Hong Kong Book Fair

Record crowds as e-books create a buzz at annual fair

Visitor numbers were up, and so was spending on electronic titles - but print still in demand

PUBLISHED : Wednesday, 24 July, 2013, 12:00am
UPDATED : Wednesday, 24 July, 2013, 4:00am

The ever-popular Hong Kong Book Fair saw a record number of visitors this year, and its organiser says e-books were in hot demand, with growth in spending on electronic titles surpassing that on print versions.

The week-long fair wrapped up yesterday, with organiser the Trade Development Council putting the number of visitors at over 980,000. That compares with last year's 900,000, when the event had to be cut short after the typhoon signal No8 was raised.

The trend towards e-books continues. A survey of 820 visitors to the Exhibition and Convention Centre, carried out by the council, found the average spend on e-books in the past year was HK$594, up 29 per cent from last year. For print books, the average expenditure was HK$1,709, up 3 per cent from last year.

Sino United Publishing, one of the 21 exhibitors in the e-books and e-learning zone, said it took more than 10,000 new membership registrations for its new online book-selling platform, The site sells e-books and print books and readers can sample over 500 e-books for free, with access to 5 per cent of their content.

"It's been much more popular than we expected," said Sam Man Chi-wai, Sino United Electronic Publishing's marketing director. Its previous e-book website attracted 5,000 trial registrations at last year's fair.

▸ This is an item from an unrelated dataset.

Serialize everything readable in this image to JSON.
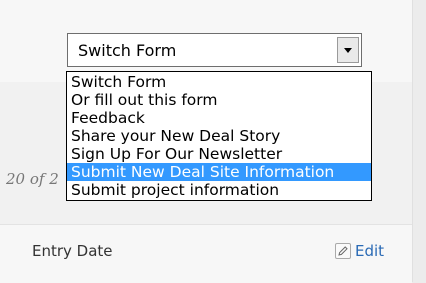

Ray Lam, 33, who was at the fair yesterday, was planning to buy an e-reader with a budget of about HK$1,500. "E-books are just so much easier to read when you're on public transport, like buses. They're always packed and it's hard to turn the pages of books," said Lam, who is a nurse.

E-books might have been on everyone's shopping list this year, but print books were still in demand, with visitors spending an average of HK$790 on them this year, the council poll found.

Up Publications - which released 13 new titles in time for the fair, ranging from political satire to explorations of local culture - said its business was up by 10 to 20 per cent from last year.

"People seem to have targeted certain books, especially the political ones, before they visited our booth to buy them," said Jane Cheung Yee-ching of Up.

Reference books for students - especially Chinese language, which many pupils found difficult in the Diploma of Secondary Education examination - were top sellers at the fair.

"Over 1,000 copies of each of the two different DSE reference books were sold. And the Chinese mock papers were particularly popular," said Anita Wan Wai-ling, assistant general manager and retail director of The Commercial Press.

But Joint Publishing said its sales were lower than expected, with only slight growth from last year. "This is because our booth was in a disadvantageous position in the hall," said Helen Sun, the publisher's director of marketing and communications.